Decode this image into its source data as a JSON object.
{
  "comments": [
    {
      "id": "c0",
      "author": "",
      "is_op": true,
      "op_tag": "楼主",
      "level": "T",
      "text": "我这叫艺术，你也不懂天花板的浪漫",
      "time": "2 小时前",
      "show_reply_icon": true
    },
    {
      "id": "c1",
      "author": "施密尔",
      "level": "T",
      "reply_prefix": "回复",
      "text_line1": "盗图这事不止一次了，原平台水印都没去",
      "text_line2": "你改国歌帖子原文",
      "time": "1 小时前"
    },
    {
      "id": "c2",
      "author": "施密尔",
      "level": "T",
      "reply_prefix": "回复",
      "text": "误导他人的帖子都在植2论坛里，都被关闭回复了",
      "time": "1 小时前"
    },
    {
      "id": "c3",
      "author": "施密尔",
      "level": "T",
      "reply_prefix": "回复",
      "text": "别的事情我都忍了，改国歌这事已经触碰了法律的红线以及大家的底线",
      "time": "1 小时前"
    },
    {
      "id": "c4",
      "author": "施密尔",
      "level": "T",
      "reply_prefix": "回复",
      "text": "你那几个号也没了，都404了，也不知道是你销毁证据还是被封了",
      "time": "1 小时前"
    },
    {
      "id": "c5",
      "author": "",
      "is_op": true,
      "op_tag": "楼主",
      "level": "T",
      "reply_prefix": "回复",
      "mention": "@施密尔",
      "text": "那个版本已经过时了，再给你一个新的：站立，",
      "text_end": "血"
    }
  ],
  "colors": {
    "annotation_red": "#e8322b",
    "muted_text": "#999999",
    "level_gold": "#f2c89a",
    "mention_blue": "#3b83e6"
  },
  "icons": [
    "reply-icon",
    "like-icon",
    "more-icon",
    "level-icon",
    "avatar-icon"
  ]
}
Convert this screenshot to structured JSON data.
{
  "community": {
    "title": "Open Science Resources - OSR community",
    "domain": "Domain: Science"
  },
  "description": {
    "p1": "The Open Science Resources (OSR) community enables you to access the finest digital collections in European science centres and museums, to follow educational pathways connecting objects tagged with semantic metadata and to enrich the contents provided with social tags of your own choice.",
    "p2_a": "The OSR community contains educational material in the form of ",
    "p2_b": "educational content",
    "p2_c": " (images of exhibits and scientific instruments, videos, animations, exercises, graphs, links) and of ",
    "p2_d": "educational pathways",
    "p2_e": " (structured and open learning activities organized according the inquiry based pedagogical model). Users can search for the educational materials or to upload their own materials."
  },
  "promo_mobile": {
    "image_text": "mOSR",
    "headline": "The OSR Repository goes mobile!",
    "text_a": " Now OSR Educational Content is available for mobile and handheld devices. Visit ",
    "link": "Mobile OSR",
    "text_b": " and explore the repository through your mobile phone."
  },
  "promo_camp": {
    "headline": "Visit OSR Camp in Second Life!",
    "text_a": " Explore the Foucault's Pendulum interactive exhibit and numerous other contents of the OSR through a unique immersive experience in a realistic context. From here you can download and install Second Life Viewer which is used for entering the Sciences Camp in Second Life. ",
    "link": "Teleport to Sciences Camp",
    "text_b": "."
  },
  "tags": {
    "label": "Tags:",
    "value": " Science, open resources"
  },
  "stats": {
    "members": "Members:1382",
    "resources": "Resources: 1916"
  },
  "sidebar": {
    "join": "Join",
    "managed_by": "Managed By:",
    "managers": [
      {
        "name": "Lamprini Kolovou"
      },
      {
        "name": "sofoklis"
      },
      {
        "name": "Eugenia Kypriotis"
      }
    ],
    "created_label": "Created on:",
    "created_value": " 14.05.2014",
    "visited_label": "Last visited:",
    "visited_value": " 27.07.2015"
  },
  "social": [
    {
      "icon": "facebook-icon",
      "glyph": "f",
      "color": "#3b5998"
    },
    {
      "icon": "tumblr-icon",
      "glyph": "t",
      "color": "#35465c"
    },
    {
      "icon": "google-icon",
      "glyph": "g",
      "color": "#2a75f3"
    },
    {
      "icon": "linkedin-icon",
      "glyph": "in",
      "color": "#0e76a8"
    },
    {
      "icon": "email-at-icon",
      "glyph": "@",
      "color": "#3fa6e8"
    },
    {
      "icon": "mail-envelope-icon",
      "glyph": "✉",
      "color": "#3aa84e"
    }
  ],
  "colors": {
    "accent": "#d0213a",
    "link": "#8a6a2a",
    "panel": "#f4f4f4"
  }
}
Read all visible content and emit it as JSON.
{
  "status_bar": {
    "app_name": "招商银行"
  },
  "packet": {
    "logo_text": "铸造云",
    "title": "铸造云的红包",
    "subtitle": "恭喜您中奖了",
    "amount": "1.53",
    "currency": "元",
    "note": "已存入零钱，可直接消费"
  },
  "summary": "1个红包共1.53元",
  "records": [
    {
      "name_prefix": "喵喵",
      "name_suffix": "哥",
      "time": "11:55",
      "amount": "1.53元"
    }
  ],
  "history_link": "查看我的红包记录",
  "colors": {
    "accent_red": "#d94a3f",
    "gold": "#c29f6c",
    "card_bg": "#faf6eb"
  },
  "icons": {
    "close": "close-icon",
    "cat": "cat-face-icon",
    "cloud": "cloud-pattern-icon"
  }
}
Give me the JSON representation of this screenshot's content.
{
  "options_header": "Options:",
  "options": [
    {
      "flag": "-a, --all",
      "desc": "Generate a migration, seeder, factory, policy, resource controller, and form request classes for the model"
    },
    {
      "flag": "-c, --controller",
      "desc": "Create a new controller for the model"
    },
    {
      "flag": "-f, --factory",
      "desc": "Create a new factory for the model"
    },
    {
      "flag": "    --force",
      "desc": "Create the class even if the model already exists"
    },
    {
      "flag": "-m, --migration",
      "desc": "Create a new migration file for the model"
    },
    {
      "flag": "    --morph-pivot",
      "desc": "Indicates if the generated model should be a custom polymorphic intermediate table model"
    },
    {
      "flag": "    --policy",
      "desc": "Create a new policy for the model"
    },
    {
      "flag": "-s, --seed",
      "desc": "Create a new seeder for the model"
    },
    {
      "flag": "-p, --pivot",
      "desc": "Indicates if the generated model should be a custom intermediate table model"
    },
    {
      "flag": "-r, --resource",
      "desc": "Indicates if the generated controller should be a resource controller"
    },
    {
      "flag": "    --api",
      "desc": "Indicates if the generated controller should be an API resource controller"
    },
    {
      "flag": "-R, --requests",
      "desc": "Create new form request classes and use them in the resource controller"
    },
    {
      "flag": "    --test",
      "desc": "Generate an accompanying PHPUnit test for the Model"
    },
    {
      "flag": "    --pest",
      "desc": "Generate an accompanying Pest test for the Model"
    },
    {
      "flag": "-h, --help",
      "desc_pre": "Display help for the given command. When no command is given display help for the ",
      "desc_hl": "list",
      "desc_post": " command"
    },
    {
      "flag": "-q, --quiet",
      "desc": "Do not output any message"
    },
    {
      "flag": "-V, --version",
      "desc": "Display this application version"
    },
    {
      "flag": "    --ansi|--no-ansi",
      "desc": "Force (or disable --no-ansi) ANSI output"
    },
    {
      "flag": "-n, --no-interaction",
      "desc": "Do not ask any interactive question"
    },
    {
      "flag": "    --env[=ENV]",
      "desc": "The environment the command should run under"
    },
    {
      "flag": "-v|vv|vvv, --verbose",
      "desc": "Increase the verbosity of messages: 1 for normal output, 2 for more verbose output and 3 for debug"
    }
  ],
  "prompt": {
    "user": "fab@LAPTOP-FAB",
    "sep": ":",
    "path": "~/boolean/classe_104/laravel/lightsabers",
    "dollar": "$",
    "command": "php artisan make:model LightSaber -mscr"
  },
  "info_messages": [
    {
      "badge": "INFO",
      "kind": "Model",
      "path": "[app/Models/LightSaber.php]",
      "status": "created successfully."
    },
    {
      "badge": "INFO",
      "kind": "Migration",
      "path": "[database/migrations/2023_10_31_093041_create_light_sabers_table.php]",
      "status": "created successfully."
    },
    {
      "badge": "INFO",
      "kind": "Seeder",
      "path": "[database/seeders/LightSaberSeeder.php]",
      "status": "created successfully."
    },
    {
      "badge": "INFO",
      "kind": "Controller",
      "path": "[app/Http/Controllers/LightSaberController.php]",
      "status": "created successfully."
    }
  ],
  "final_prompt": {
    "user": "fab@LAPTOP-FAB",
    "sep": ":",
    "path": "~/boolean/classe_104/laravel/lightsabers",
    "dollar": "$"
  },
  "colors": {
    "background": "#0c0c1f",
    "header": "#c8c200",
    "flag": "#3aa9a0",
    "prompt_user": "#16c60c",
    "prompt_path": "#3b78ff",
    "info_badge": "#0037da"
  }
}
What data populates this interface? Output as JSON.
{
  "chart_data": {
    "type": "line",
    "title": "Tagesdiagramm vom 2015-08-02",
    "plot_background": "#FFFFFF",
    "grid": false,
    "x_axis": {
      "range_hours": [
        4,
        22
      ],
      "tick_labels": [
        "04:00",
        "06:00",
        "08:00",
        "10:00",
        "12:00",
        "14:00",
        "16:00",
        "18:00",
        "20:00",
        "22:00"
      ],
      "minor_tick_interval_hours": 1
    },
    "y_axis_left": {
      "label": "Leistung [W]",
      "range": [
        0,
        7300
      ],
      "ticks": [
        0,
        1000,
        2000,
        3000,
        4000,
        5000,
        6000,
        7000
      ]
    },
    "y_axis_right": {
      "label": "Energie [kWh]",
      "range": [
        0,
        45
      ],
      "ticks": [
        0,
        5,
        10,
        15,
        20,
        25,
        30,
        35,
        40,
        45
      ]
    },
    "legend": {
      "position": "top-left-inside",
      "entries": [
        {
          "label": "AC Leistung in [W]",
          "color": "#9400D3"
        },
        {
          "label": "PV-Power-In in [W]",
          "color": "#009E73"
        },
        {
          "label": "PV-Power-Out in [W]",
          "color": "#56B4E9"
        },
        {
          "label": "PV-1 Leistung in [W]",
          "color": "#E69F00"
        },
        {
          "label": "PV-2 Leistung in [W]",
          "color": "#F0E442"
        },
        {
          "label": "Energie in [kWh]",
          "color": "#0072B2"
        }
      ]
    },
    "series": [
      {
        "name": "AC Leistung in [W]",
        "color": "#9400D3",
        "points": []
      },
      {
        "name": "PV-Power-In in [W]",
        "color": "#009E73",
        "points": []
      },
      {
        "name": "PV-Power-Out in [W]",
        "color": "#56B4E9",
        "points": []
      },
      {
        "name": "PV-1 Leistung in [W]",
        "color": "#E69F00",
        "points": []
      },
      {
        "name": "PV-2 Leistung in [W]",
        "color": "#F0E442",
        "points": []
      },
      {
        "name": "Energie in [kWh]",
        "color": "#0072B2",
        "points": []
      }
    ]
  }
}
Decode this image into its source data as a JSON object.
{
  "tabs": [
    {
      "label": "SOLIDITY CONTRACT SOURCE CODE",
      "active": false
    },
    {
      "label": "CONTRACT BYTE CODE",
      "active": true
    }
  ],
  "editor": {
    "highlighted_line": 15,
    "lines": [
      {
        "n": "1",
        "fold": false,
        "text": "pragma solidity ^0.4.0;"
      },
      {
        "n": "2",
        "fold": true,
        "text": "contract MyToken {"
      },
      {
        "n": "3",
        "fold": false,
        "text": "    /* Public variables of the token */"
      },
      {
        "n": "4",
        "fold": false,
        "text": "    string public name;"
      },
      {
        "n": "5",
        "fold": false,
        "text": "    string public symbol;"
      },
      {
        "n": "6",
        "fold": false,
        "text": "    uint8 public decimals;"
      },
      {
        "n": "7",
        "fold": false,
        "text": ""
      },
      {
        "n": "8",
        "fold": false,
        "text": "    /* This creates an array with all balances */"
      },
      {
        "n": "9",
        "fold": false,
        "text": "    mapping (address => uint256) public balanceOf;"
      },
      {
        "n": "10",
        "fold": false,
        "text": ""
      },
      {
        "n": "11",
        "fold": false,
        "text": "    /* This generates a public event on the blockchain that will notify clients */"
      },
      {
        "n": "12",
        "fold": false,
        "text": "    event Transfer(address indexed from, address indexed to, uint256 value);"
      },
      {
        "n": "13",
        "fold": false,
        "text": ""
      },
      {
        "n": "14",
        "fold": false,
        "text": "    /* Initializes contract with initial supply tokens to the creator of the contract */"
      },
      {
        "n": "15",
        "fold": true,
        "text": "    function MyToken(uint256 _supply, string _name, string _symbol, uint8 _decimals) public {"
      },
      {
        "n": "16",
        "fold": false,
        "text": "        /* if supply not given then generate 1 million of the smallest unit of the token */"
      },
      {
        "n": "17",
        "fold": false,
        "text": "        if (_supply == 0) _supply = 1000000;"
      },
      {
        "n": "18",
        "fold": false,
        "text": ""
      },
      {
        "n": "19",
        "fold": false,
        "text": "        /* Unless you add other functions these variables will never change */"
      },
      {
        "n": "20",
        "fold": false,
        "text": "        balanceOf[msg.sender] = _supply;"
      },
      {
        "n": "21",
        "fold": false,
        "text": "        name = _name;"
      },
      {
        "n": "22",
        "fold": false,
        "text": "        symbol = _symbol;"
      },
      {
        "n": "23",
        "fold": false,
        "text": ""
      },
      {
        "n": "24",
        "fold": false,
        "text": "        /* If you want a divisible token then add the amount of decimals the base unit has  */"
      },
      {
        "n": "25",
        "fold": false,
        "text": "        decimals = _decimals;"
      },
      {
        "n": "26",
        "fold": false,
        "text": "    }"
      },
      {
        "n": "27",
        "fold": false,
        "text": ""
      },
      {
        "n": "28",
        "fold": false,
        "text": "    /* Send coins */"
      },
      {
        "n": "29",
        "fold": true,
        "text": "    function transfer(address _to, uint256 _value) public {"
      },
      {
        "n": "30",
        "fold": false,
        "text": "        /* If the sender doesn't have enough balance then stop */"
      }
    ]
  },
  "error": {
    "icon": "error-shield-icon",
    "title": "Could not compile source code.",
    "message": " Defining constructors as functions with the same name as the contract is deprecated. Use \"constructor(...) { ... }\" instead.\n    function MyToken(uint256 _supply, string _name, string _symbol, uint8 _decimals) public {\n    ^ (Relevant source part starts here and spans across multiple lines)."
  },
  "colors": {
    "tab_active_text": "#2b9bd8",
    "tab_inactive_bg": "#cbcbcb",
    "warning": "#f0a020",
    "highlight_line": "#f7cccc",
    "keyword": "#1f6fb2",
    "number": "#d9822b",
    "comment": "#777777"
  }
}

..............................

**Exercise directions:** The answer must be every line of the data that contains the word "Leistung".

**Task response:**
      "label": "Leistung [W]",
          "label": "AC Leistung in [W]",
          "label": "PV-1 Leistung in [W]",
          "label": "PV-2 Leistung in [W]",
        "name": "AC Leistung in [W]",
        "name": "PV-1 Leistung in [W]",
        "name": "PV-2 Leistung in [W]",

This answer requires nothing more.